British consumers were their most confident in five years in September, a survey has showed. But, as Hayley Platt reports, the upbeat mood was not shared in London where most voters opposed leaving the European Union in June's Brexit referendum.

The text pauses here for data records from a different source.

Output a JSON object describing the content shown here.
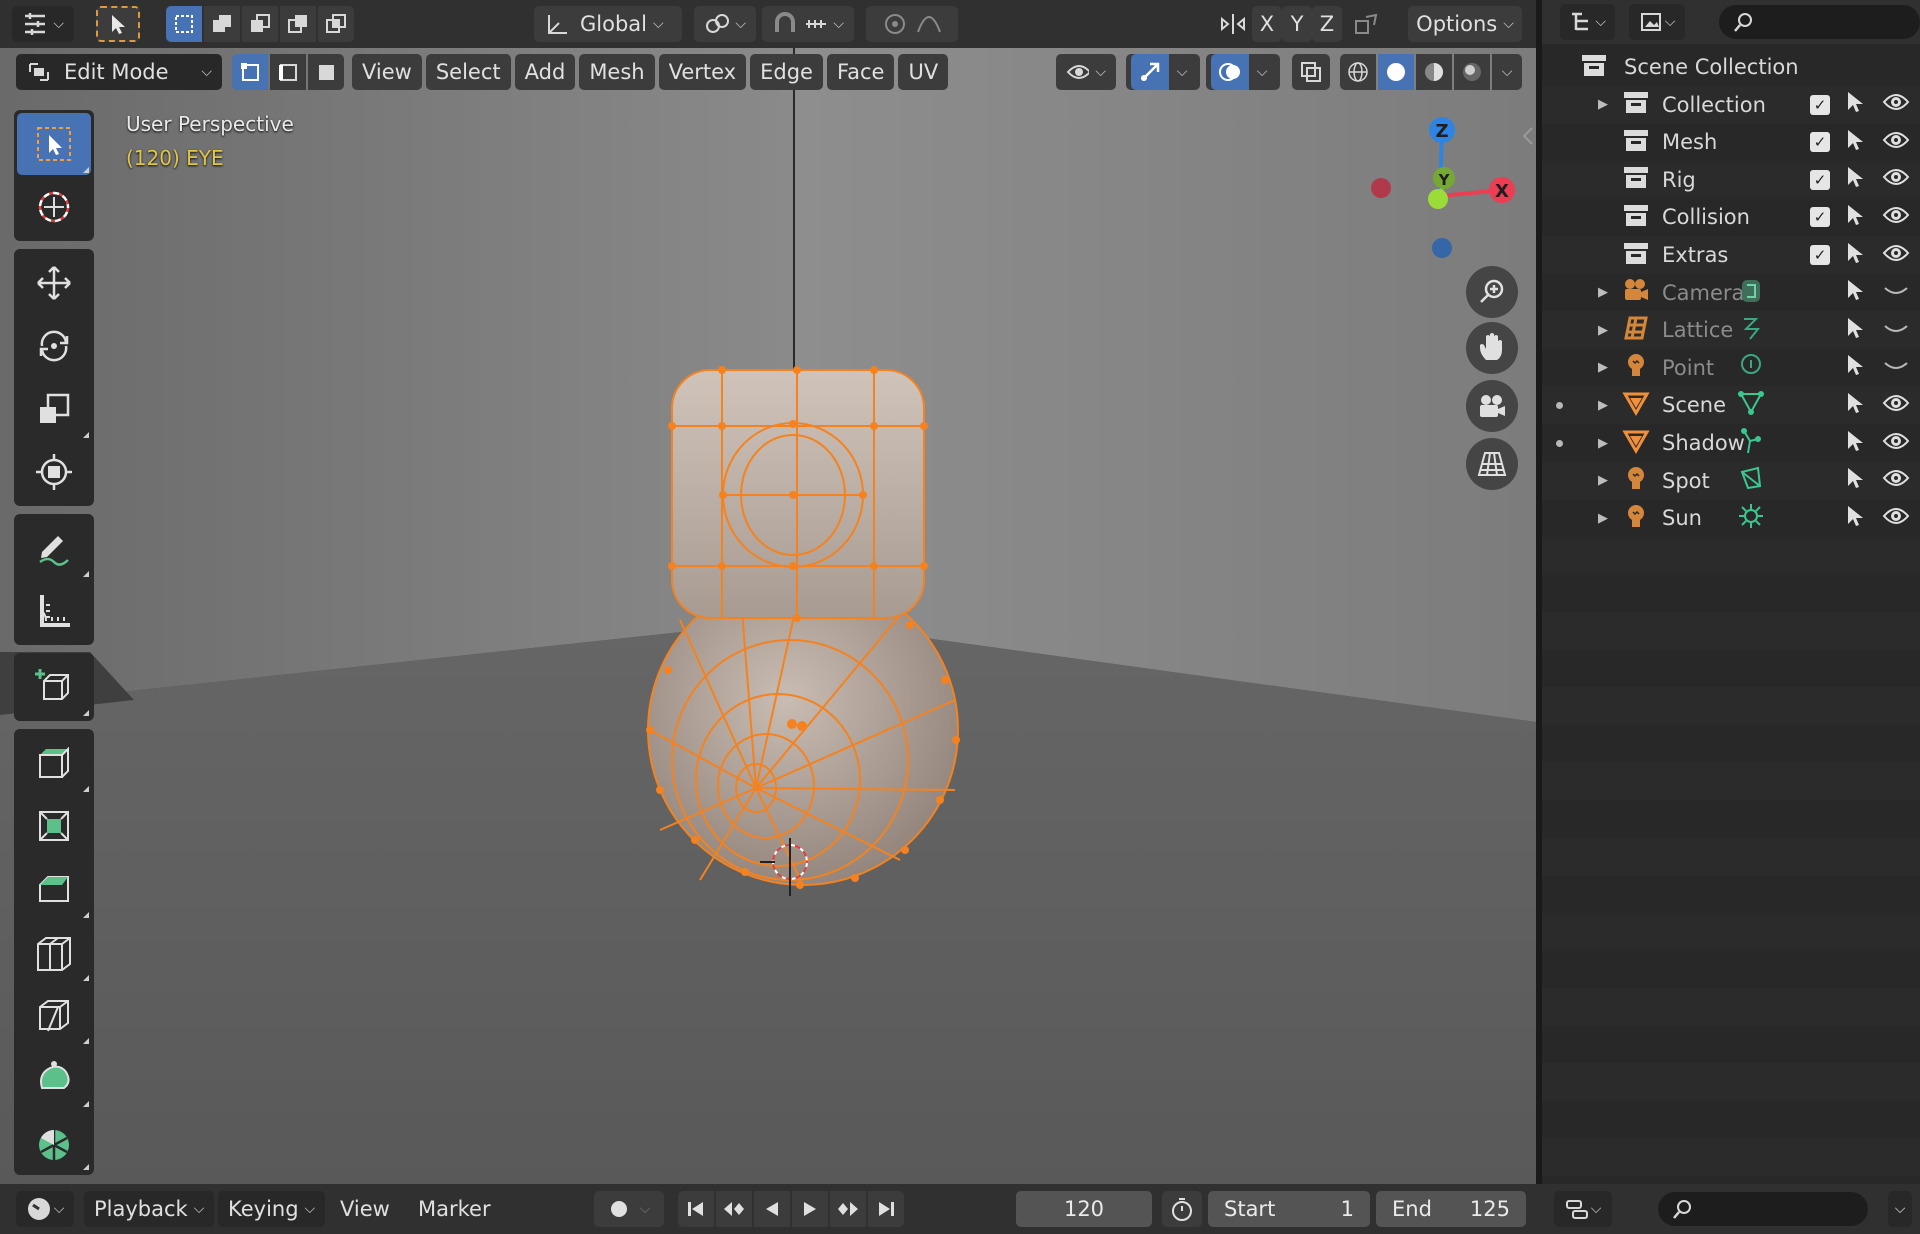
{
  "header": {
    "orientation": "Global",
    "options_label": "Options",
    "axis_x": "X",
    "axis_y": "Y",
    "axis_z": "Z"
  },
  "mode_header": {
    "mode": "Edit Mode",
    "menus": [
      "View",
      "Select",
      "Add",
      "Mesh",
      "Vertex",
      "Edge",
      "Face",
      "UV"
    ]
  },
  "viewport": {
    "title": "User Perspective",
    "subtitle": "(120) EYE",
    "gizmo": {
      "z": "Z",
      "x": "X",
      "y": "Y"
    }
  },
  "colors": {
    "selection": "#f5821e",
    "active_blue": "#4772b3",
    "axis_x": "#ec3d52",
    "axis_y": "#8bc93a",
    "axis_z": "#2f84e3",
    "scene_text_yellow": "#e2c543"
  },
  "toolbar": {
    "tools": [
      "select-box-icon",
      "cursor-icon",
      "move-icon",
      "rotate-icon",
      "scale-icon",
      "transform-icon",
      "annotate-icon",
      "measure-icon",
      "add-cube-icon",
      "extrude-icon",
      "inset-icon",
      "bevel-icon",
      "loop-cut-icon",
      "knife-icon",
      "poly-build-icon",
      "spin-icon"
    ]
  },
  "outliner": {
    "root": "Scene Collection",
    "items": [
      {
        "label": "Collection",
        "dim": false,
        "has_expander": true,
        "dot": false,
        "icon": "collection-icon",
        "checkbox": true
      },
      {
        "label": "Mesh",
        "dim": false,
        "has_expander": false,
        "dot": false,
        "icon": "collection-icon",
        "checkbox": true
      },
      {
        "label": "Rig",
        "dim": false,
        "has_expander": false,
        "dot": false,
        "icon": "collection-icon",
        "checkbox": true
      },
      {
        "label": "Collision",
        "dim": false,
        "has_expander": false,
        "dot": false,
        "icon": "collection-icon",
        "checkbox": true
      },
      {
        "label": "Extras",
        "dim": false,
        "has_expander": false,
        "dot": false,
        "icon": "collection-icon",
        "checkbox": true
      },
      {
        "label": "Camera",
        "dim": true,
        "has_expander": true,
        "dot": false,
        "icon": "camera-icon",
        "checkbox": false
      },
      {
        "label": "Lattice",
        "dim": true,
        "has_expander": true,
        "dot": false,
        "icon": "lattice-icon",
        "checkbox": false
      },
      {
        "label": "Point",
        "dim": true,
        "has_expander": true,
        "dot": false,
        "icon": "light-icon",
        "checkbox": false
      },
      {
        "label": "Scene",
        "dim": false,
        "has_expander": true,
        "dot": true,
        "icon": "mesh-object-icon",
        "checkbox": false
      },
      {
        "label": "Shadow",
        "dim": false,
        "has_expander": true,
        "dot": true,
        "icon": "mesh-object-icon",
        "checkbox": false
      },
      {
        "label": "Spot",
        "dim": false,
        "has_expander": true,
        "dot": false,
        "icon": "light-icon",
        "checkbox": false
      },
      {
        "label": "Sun",
        "dim": false,
        "has_expander": true,
        "dot": false,
        "icon": "light-icon",
        "checkbox": false
      }
    ]
  },
  "timeline": {
    "menus": [
      "Playback",
      "Keying",
      "View",
      "Marker"
    ],
    "current_frame": "120",
    "start_label": "Start",
    "start_value": "1",
    "end_label": "End",
    "end_value": "125"
  }
}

More than half the country voted for Brexit. So perhaps they're feeling pleased and optimistic. Consumers were certainly at their most confident for five years in September, according to a survey by Deloitte's. And it's helping keep Britain out of recession. SOUNDBITE (English) CHIEF ECONOMIST, WORLD FIRST, JEREMY COOK, SAYING: "If they're continually happy to buy the new washing machine, maybe purchase a new car and continue to spend into Christmas. As long as inflation is likely to run higher and we do think it will do in the beginning of the New Year, consumer spending will stay OK but if inflation really kicks up in the early part of 2017, that's going to put a lot of pressure on people's pockets." The mood didn't stretch to London though, where many had voted to stay in the EU. Worries persist that the government may choose a so-called 'hard' Brexit with no access to the single market. That would hurt the financial sector - although there's some talk Britain may pay the EU for access. SOUNDBITE (English) CHIEF ECONOMIST, WORLD FIRST, JEREMY COOK, SAYING: "I think it could work, I don't know how politically viable it really is. If the numbers that this report is talking about, billions and billions and billions of pounds being spent on bankers as opposed to the NHS as the leave plan put forward that they would do, I don't think that's going to be politically welcomed." Briton's are already having to get used to a weaker pound. It's fallen nearly 20 percent against the dollar since the Brexit vote - making holidays abroad less attractive. The Bank of England says it's acted as an important shock absorber for the economy. Prime Minister Theresa May may need a bit of protecting when she heads to Brussels this week. Her European counterparts have expressed irritation about the time Britain is taking to start the exit process. ///